-- EXTRACTED ENTRIES follows --

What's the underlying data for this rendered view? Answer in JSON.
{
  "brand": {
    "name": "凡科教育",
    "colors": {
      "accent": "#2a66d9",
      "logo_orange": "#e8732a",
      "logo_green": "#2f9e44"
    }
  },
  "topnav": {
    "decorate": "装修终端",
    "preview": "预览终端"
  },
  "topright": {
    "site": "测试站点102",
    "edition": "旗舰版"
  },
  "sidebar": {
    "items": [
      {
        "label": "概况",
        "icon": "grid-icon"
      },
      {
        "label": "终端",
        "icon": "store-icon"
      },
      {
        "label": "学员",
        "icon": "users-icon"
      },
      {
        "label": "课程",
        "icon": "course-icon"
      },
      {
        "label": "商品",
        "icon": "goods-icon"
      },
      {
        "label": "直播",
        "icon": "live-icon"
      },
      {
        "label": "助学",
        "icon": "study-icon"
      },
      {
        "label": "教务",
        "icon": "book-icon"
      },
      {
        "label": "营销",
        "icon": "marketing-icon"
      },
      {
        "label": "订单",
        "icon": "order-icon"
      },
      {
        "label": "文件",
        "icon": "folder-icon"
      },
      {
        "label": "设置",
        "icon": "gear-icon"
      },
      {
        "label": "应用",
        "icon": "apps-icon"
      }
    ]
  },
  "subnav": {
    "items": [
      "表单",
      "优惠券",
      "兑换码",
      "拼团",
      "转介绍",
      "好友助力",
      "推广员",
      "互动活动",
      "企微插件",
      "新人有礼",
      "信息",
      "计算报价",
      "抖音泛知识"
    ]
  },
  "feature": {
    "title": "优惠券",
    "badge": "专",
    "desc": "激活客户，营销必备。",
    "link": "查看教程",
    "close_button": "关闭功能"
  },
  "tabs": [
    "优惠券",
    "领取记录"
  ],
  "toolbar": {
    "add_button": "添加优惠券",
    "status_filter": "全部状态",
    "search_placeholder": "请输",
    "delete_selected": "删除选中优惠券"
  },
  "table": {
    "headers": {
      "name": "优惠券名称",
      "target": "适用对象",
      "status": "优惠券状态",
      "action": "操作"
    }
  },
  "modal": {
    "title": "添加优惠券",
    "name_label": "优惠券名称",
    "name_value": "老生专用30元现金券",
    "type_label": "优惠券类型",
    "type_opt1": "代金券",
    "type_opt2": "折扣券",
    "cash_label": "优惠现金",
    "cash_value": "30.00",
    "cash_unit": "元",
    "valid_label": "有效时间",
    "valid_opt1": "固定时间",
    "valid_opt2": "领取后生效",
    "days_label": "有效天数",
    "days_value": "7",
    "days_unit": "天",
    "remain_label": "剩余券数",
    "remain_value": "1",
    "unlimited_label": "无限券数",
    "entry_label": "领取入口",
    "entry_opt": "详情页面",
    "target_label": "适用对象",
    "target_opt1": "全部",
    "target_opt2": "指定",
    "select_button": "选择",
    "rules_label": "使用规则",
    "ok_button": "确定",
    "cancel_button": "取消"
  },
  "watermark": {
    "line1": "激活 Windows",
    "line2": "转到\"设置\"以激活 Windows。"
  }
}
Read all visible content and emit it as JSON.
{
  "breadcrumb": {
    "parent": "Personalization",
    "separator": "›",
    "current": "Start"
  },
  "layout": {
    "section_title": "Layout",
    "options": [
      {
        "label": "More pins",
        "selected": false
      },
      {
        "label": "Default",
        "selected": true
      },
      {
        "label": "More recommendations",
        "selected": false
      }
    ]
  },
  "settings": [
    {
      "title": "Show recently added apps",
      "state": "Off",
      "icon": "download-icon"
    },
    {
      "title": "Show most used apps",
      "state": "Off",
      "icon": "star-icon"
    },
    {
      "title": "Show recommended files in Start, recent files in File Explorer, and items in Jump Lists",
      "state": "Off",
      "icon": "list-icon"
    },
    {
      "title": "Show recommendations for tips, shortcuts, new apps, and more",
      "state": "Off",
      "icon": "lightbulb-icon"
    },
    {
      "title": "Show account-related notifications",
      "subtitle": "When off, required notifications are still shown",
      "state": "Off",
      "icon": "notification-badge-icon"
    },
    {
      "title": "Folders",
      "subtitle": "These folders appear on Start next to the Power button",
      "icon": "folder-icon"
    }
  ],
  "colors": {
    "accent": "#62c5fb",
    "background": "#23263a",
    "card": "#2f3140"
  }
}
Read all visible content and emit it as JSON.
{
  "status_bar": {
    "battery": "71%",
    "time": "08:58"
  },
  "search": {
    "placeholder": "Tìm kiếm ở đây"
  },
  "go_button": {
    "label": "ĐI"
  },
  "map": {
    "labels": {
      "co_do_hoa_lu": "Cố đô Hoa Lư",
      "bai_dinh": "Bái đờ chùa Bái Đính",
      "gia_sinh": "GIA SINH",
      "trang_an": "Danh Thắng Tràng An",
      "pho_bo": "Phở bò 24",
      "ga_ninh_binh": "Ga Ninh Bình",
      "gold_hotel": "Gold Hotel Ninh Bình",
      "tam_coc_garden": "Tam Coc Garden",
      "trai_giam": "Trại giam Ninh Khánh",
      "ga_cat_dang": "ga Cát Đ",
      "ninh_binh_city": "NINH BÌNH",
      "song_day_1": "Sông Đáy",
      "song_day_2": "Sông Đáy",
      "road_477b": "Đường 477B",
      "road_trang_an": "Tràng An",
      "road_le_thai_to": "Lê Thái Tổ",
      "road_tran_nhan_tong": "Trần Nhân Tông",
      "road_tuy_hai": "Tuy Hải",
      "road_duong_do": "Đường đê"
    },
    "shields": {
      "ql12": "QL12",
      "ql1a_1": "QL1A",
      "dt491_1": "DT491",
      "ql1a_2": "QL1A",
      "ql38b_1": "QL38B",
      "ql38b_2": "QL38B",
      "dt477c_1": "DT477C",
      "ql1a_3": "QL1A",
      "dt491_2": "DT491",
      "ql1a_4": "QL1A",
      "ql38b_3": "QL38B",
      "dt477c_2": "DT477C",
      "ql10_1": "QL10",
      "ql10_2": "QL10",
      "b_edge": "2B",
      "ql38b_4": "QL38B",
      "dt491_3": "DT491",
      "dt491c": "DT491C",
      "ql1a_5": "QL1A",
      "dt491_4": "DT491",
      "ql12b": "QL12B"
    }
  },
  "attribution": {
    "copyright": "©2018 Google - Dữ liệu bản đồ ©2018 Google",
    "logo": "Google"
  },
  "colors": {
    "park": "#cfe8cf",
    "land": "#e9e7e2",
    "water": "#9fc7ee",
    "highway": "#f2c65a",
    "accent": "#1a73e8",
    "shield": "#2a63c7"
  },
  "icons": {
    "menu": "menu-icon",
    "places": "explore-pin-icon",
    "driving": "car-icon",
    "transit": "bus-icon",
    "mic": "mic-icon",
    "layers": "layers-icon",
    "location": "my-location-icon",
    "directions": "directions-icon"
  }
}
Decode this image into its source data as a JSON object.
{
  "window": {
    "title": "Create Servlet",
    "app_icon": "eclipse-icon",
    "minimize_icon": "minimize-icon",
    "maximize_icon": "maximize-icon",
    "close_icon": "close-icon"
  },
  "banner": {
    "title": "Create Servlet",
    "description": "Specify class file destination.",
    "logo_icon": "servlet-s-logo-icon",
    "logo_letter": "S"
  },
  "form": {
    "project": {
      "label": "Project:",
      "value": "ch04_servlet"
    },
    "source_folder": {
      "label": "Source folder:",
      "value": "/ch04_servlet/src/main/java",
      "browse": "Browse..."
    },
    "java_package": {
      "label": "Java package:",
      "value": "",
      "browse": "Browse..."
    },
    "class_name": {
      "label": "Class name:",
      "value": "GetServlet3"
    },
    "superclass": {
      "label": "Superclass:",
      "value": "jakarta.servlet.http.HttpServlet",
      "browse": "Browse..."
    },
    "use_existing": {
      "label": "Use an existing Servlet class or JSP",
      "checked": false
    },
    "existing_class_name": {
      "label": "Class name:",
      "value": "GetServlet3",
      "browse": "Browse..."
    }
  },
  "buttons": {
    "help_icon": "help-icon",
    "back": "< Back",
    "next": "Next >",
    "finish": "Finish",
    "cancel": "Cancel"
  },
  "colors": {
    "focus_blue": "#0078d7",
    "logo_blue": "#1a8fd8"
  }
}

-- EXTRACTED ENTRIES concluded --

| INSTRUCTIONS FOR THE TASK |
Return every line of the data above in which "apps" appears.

| RESULT |
        "icon": "apps-icon"
      "title": "Show recently added apps",
      "title": "Show most used apps",
      "title": "Show recommendations for tips, shortcuts, new apps, and more",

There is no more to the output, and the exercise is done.